# Exercise goal
Go through the listing below and state how many of its lines include "edit". Write only that number.

━━ Exercise data

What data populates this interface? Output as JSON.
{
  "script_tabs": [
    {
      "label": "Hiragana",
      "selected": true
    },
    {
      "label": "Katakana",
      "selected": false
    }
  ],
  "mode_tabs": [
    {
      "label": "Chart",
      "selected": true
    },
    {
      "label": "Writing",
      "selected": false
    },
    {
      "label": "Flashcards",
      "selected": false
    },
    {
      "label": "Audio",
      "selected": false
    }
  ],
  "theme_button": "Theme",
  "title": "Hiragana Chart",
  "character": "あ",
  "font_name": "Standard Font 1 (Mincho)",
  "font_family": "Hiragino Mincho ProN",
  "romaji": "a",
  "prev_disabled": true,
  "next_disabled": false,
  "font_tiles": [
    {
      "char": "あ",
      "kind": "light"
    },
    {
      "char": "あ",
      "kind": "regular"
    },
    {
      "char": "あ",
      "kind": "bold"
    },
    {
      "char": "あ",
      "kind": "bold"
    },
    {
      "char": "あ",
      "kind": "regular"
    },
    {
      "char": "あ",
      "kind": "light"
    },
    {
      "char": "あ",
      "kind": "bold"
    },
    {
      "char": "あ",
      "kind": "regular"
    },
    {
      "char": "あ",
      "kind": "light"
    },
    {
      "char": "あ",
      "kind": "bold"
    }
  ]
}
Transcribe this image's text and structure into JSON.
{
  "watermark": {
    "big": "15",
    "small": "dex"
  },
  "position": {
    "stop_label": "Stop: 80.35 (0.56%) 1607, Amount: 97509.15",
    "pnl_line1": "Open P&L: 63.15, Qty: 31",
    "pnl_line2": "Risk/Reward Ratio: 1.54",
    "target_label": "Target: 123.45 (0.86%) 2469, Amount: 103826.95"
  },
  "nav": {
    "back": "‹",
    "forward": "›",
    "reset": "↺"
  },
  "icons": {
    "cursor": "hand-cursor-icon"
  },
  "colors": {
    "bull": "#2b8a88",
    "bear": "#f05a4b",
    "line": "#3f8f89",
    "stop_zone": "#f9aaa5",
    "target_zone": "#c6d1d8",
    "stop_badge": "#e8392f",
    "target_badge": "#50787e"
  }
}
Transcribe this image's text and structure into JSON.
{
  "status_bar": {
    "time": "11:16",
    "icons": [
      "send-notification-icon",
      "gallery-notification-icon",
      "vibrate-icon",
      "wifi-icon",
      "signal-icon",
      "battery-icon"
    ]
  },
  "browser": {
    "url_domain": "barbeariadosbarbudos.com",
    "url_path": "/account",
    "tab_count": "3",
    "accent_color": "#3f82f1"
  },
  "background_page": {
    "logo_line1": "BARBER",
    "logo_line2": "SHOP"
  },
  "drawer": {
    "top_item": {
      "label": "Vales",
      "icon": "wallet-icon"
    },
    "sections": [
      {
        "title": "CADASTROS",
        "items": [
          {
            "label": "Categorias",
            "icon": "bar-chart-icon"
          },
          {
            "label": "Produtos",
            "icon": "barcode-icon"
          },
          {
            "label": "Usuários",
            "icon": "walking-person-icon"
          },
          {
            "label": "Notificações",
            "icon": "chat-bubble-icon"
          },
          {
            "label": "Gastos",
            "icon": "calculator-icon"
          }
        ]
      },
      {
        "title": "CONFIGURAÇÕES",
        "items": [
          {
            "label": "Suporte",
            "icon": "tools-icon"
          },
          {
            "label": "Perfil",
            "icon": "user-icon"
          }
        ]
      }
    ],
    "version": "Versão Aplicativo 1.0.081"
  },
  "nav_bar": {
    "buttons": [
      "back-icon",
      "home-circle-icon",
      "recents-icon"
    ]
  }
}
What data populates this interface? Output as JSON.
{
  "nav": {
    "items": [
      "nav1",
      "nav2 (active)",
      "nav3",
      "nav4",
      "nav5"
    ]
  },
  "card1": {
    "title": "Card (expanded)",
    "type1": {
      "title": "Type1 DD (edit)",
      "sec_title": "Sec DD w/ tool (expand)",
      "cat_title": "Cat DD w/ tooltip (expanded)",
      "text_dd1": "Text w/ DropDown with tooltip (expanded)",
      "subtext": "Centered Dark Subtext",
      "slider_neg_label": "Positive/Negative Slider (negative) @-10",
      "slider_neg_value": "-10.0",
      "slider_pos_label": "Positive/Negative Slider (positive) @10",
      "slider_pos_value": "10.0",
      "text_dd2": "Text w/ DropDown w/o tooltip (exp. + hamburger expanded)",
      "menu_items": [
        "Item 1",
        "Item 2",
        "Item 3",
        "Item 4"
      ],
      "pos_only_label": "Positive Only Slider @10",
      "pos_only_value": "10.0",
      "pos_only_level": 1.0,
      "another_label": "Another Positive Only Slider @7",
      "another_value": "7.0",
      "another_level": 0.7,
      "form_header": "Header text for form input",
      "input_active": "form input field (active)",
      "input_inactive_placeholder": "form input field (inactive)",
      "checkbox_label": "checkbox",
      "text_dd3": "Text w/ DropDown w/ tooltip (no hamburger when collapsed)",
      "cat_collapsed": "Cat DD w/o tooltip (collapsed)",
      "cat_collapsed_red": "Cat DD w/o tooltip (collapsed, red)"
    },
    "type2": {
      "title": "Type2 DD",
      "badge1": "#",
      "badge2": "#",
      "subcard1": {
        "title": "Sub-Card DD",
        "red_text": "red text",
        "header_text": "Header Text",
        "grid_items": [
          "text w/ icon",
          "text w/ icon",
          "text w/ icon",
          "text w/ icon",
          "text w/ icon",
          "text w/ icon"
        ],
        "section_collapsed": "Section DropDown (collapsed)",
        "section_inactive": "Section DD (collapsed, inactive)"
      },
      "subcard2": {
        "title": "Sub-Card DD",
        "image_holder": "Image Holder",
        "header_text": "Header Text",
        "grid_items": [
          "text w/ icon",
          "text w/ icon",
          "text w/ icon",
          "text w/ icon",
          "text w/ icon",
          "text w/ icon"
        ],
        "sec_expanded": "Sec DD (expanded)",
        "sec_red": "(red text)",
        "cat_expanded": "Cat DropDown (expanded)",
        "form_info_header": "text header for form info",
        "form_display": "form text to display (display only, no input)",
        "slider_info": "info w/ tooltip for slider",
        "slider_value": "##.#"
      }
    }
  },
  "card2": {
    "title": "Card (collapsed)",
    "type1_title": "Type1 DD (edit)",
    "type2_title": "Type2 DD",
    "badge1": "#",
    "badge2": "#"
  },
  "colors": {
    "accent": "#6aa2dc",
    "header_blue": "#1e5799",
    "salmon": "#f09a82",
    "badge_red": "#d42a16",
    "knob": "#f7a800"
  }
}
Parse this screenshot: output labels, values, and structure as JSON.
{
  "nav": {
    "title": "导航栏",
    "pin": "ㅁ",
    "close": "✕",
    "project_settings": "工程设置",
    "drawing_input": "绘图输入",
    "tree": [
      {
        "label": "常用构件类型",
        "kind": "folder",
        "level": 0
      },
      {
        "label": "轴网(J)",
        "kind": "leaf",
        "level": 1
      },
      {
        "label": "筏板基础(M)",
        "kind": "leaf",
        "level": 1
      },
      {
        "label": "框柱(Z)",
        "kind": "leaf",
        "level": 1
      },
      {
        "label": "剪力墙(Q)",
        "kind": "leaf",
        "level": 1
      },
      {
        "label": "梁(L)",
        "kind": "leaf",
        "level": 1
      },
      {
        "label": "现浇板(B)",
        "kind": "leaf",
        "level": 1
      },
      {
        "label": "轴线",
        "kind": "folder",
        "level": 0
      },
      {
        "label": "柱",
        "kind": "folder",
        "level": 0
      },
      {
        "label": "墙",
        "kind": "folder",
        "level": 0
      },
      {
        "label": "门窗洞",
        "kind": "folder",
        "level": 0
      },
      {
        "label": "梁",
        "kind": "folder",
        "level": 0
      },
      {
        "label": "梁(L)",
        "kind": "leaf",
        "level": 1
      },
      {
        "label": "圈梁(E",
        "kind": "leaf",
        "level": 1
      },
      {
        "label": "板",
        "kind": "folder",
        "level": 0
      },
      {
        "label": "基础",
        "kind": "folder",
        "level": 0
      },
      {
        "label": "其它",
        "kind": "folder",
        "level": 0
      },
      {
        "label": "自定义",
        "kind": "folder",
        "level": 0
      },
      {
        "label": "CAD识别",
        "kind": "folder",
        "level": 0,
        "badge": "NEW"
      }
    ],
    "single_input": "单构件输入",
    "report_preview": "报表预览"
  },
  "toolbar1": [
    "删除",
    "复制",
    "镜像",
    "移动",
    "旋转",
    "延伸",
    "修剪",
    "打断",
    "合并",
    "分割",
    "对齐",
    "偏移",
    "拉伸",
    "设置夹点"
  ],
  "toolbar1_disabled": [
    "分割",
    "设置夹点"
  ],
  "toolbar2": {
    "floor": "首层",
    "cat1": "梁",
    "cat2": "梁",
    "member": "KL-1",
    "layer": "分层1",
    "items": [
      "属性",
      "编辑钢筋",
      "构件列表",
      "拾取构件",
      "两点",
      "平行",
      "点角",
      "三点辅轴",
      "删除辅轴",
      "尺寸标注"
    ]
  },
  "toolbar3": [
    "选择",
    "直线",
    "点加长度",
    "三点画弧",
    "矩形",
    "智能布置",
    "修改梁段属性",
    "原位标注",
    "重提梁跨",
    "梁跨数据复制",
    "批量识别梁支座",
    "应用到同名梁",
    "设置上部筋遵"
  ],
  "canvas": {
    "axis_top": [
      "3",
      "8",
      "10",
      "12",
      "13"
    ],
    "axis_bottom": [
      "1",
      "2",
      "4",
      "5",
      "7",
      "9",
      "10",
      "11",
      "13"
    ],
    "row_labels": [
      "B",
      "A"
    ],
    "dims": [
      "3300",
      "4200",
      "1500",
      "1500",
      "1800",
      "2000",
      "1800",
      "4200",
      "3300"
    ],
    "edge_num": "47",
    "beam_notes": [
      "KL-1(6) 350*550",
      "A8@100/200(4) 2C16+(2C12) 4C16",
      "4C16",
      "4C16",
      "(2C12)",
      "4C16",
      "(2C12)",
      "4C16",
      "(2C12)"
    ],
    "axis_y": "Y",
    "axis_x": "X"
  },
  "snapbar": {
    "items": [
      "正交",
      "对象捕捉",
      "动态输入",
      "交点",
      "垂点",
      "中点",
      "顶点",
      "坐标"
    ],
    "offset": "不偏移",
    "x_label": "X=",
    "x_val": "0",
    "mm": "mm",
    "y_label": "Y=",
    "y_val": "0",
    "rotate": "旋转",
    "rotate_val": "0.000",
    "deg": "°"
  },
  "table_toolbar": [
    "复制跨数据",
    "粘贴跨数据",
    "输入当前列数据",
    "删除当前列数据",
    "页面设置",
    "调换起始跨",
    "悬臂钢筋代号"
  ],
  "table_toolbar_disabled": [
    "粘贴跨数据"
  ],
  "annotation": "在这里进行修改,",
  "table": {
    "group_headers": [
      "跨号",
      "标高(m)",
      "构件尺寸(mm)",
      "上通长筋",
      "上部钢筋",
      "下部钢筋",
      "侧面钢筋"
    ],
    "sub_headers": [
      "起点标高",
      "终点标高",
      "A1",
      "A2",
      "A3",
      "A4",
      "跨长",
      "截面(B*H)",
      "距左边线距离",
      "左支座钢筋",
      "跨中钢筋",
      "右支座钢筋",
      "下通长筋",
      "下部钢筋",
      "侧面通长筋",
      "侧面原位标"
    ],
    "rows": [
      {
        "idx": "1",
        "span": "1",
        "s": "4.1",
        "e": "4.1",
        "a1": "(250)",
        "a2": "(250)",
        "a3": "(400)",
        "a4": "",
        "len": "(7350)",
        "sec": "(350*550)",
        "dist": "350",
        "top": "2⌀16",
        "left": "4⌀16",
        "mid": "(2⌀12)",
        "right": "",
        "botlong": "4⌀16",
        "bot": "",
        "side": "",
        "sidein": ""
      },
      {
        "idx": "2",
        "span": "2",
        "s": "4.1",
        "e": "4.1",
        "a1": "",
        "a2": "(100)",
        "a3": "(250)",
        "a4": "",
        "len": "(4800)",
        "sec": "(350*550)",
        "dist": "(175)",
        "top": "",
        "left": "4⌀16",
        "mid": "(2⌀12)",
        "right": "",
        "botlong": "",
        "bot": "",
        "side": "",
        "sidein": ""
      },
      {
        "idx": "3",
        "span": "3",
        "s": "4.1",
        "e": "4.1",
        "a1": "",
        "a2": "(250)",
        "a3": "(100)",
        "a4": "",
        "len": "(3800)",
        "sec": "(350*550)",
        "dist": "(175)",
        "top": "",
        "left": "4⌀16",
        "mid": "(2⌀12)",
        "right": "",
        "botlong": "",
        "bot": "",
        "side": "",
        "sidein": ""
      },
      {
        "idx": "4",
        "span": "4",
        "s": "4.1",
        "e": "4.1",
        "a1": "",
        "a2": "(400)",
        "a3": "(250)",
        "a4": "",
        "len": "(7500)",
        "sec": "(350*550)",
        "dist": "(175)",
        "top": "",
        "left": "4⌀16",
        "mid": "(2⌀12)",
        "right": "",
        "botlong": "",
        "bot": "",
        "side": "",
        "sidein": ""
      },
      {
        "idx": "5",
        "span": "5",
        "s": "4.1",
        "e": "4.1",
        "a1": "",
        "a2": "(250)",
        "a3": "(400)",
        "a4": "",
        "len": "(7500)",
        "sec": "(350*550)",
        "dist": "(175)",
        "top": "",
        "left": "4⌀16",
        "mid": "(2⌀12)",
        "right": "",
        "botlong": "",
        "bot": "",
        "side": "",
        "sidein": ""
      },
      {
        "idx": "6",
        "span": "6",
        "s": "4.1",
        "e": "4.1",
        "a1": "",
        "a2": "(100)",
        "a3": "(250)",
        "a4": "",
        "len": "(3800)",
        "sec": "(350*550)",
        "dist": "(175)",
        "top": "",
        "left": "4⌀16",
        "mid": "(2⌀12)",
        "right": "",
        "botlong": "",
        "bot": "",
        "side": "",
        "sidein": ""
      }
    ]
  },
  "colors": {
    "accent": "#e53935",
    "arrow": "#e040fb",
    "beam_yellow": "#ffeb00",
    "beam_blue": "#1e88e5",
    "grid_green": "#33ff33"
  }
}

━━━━

# Task result
2